FOTOGENIE 20. LET
25. 5.—25. 6. 2016
The bond between Josef Sudek and Jaromír Funke was formed in the early 1920s in the town of Kolín, where both men (born in the same year) came from, and from where they used to set out to photograph the romantic landscapes along the River Elbe. With time, however, they both came to Prague, attracted by the greater range of opportunities. No matter how much their relationship was veiled in legend – and no one can say anymore how many times Funke visited his friend in his wooden studio below the Petřín hill –, the gallery here remains a suitable place to present the legacy not only of Josef Sudek but also of his contemporaries.
Jaromír Funke (Skuteč, 1 August 1896 – Prague, 22 March 1945) began taking photographs as a child. He himself, however, said that the now missing photograph Simplified Space (1922) marked the beginning of his serious photography. During the next five years, he worked his way to photogenic abstraction. With this new form, he made clear that he was an outsider, which is something that had been partly forced upon him, but was also something he desired, indeed cultivated.
Funke had no formal photographic training, and as an autodidact he had to fight his way through the web of rules and regulations to become a recognized professional. By the mid-1920s, he had made his name in the camera clubs. Although the amateur photographic movement offered many opportunities for exhibiting and publishing one's work, there was also a high price to pay – namely, being part of group and also having to deal with their inertia in making photographs and in thinking about the results. It should therefore come has no surprise that, in July 1924, the forward-looking Funke was thrown out of the camera clubs for having criticized a set of photos sent by a non-Prague club. Together with Josef Sudek and Adolf Schneeberger, who had also been expelled, Funke immediately founded the Czech Photographic Society (Česká fotografická společnost). Since those three men themselves aspired to become professionals, the Society was open to people who made their living with photography. In the Society, Funke exhibited and sent works to international salons (as is also evident from the labels on the backs of some of the prints).

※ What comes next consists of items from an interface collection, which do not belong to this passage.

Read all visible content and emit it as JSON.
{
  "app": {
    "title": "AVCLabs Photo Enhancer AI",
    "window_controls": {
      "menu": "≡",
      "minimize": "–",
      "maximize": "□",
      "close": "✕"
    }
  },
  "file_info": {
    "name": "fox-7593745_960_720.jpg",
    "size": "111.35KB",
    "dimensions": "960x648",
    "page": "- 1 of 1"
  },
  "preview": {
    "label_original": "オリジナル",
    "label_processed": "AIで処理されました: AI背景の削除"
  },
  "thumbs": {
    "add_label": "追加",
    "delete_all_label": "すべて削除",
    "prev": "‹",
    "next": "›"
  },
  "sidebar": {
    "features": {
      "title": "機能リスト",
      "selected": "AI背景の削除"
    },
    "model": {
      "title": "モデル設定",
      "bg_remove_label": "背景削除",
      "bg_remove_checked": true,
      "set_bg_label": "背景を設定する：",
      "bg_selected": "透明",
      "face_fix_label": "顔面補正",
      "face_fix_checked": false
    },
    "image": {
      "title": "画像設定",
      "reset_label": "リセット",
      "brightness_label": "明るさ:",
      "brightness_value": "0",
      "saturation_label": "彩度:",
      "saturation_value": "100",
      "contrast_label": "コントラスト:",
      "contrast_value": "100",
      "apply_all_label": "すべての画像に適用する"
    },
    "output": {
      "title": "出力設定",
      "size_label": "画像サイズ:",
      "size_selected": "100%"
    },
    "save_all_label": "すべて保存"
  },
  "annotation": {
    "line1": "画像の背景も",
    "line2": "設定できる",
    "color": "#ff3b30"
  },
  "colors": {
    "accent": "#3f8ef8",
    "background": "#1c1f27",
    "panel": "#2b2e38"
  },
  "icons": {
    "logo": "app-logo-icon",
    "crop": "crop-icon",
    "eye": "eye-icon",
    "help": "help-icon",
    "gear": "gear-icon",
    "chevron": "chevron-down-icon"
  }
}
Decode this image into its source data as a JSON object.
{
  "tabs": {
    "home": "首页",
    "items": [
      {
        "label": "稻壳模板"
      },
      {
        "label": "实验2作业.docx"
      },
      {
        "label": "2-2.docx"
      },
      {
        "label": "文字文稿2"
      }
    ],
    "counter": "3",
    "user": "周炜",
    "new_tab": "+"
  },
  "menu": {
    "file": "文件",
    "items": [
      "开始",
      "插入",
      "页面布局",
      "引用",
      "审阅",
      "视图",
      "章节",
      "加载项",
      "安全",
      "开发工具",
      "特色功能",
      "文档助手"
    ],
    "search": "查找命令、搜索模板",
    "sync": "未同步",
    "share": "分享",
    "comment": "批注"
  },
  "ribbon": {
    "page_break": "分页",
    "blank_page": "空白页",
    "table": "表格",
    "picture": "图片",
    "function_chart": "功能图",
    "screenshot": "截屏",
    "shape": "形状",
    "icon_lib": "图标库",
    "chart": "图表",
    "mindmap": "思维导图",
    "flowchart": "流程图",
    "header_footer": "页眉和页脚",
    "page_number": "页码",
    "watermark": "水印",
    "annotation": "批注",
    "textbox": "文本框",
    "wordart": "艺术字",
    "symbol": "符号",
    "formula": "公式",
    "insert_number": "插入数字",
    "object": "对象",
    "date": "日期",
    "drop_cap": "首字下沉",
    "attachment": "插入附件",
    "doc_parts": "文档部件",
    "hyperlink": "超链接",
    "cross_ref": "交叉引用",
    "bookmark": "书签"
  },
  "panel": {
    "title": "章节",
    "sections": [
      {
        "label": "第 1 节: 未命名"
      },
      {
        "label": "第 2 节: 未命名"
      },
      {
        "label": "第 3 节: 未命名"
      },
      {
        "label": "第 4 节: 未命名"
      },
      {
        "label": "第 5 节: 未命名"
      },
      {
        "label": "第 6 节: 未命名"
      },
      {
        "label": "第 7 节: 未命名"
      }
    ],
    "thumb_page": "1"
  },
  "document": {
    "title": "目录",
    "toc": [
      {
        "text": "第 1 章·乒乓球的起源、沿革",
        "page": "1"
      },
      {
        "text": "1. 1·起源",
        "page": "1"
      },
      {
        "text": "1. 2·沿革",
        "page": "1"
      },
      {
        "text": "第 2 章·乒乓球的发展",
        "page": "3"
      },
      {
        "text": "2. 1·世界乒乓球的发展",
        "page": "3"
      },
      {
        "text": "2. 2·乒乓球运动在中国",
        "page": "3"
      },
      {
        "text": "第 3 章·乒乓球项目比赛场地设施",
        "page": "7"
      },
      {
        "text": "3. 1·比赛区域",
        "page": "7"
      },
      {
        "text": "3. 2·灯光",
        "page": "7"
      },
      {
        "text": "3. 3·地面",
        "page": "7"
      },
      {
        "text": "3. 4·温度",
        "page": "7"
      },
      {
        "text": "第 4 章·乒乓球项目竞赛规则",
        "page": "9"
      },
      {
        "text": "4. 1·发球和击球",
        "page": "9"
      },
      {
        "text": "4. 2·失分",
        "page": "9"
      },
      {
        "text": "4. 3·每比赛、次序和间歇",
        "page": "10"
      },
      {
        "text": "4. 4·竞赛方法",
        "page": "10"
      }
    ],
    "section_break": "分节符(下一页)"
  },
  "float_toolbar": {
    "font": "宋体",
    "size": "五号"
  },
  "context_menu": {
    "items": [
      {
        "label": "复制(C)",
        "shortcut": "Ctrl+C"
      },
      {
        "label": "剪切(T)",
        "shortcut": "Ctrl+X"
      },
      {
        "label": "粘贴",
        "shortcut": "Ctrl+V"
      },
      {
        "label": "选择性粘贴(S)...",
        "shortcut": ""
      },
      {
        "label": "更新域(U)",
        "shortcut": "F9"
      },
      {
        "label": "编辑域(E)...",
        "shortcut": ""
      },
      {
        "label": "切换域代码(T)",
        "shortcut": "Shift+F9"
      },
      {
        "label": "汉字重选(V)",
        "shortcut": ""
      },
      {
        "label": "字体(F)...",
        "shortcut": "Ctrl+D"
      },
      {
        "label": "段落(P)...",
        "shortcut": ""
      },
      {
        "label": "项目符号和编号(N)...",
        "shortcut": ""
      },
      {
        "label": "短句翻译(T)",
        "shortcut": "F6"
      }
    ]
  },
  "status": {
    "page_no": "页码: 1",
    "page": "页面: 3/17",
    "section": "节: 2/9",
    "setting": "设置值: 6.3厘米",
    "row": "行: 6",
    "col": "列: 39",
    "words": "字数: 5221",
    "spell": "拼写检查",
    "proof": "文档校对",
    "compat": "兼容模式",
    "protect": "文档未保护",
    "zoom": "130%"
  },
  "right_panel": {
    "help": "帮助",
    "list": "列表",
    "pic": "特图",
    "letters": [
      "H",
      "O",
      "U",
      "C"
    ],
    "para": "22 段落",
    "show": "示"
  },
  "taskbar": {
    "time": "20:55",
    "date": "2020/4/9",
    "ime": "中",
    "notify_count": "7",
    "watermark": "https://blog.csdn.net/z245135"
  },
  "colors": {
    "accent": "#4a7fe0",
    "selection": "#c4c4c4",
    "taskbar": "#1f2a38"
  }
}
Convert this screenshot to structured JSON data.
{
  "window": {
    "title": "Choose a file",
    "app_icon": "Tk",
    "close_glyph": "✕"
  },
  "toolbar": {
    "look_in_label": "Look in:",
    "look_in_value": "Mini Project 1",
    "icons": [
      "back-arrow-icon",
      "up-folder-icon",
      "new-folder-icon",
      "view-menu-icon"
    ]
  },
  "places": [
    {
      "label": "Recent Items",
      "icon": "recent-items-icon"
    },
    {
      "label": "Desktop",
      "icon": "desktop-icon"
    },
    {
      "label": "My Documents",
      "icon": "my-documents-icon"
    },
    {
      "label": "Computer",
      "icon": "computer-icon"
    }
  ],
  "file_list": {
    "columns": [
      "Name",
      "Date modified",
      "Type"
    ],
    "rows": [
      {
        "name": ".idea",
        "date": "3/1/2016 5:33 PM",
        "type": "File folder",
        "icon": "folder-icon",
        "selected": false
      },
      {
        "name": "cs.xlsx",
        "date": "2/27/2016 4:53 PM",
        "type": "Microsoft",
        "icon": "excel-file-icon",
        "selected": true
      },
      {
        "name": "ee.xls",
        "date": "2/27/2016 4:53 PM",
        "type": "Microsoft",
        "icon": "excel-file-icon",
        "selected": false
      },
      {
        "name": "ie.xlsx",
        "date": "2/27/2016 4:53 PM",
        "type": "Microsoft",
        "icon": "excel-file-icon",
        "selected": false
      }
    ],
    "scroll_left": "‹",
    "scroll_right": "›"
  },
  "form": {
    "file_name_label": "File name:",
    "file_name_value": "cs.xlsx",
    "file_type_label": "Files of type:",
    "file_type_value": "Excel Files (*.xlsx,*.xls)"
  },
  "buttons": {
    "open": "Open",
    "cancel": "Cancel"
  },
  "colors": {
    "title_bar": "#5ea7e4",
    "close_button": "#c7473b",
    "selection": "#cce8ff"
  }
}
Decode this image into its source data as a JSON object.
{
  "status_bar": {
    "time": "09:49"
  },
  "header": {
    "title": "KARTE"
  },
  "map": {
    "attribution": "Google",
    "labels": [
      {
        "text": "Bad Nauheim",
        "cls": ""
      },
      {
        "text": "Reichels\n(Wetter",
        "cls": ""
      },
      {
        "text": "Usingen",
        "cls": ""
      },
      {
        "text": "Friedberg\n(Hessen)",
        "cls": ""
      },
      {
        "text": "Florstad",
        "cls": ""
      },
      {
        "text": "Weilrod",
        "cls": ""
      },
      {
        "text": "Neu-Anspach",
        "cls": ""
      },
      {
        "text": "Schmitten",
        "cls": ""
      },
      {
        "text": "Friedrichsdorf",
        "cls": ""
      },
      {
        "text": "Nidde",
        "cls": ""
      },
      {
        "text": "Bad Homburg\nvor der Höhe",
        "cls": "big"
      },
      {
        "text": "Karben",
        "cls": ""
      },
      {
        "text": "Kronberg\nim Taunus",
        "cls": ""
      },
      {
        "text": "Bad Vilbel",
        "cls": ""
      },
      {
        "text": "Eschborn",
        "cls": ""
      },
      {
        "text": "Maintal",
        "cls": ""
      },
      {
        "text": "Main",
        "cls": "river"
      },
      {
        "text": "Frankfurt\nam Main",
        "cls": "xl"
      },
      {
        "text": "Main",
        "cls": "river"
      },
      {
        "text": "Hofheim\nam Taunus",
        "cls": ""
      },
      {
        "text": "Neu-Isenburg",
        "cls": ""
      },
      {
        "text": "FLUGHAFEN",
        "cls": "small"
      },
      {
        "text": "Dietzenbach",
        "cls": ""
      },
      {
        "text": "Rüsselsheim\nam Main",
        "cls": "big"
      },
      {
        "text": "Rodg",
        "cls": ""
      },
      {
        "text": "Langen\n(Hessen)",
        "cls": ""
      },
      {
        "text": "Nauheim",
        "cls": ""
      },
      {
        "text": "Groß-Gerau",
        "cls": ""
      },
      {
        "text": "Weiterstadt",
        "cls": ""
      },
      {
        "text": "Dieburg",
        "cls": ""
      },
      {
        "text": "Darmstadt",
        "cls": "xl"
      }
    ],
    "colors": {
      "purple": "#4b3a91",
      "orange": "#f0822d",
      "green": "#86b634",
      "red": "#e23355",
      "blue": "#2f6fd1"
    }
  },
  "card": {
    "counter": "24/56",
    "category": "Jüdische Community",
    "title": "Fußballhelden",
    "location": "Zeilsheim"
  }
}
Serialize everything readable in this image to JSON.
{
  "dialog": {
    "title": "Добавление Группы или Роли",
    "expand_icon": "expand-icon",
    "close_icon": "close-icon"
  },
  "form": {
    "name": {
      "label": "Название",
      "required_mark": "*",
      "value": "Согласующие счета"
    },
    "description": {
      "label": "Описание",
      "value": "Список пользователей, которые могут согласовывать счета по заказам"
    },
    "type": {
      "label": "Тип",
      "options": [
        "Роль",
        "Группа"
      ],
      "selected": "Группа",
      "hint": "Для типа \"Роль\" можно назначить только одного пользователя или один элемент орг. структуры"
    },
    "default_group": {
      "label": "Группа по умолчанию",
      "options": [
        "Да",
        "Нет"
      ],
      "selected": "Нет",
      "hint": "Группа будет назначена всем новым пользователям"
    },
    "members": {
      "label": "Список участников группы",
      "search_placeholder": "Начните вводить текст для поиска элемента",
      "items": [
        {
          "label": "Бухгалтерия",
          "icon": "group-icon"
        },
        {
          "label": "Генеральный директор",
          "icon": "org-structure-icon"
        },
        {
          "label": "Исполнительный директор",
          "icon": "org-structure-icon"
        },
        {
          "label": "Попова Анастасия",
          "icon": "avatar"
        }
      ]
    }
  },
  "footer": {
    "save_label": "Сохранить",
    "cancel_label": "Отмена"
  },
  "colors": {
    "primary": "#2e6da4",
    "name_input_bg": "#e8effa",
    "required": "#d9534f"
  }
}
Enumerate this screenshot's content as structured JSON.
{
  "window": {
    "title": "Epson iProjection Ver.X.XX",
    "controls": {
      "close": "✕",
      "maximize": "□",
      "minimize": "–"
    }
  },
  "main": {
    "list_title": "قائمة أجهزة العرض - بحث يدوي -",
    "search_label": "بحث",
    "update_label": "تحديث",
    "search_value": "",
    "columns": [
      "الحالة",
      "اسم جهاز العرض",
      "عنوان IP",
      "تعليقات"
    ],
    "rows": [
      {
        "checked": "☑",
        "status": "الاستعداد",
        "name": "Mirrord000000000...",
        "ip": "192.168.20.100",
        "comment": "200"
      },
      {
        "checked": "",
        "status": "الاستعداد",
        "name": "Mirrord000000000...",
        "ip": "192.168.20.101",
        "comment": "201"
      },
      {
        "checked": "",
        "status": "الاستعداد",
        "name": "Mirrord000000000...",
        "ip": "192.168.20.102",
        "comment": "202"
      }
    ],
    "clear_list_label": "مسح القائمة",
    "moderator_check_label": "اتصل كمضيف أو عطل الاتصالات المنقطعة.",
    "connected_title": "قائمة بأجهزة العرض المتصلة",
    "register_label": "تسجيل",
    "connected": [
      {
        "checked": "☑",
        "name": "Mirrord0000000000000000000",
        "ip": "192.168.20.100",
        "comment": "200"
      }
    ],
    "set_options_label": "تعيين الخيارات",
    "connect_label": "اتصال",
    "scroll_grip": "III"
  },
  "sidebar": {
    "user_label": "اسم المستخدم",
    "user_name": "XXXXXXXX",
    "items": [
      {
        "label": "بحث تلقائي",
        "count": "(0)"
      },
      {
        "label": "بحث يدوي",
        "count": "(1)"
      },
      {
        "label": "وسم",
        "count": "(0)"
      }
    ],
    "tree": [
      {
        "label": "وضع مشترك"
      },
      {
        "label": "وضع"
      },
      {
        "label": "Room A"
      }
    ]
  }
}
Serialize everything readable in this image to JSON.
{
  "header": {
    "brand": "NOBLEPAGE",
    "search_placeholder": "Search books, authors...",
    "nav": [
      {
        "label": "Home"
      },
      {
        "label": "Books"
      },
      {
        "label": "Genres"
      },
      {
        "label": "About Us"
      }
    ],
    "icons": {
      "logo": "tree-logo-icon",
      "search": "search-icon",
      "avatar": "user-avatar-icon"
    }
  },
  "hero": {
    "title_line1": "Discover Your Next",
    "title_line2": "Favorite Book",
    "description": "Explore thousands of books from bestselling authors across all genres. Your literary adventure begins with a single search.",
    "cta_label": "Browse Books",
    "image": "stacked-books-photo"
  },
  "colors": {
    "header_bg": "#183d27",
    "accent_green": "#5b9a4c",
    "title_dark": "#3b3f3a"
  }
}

The collection of the PPF Group does not cover a wide enough range of works by Funke to be able to illustrate step by step his transformation into an Avant-garde photographer. All the more dramatically illustrated therefore is his surmounting of the genre moods that had found photogenicity in traditions derived from Impressionism. The picturesque matter-of-factness of things dissolving in light gives way in any case to shadow play that hints at the latent possibilities of the photographic medium. 'Yes,' wrote Funke in 1928, ‘the new photogenic generation sees things differently! It sees according to absolute photographic purism. And that way of seeing is the result of photographing still lifes.'
The works exhibited here delineate Funke's rapid journey to the supreme expression of his original way of seeing photographically, which the Josef Sudek Studio presented separately, in 2010, under the title 'Abstract Compositions, 1927–29'. With these works, only a few examples of which can be shown here, Funke parted ways with descriptiveness. This approach opened up the Avant-garde periodicals to his visually refined creations. His other creative and teaching activities, run in parallel, may have turned Funke's attention back to matter-of-factness, Functionalism, and social criticism, but he soon, just as masterfully, seized phenomena gravitating to a surreal style and metaphysical impressiveness.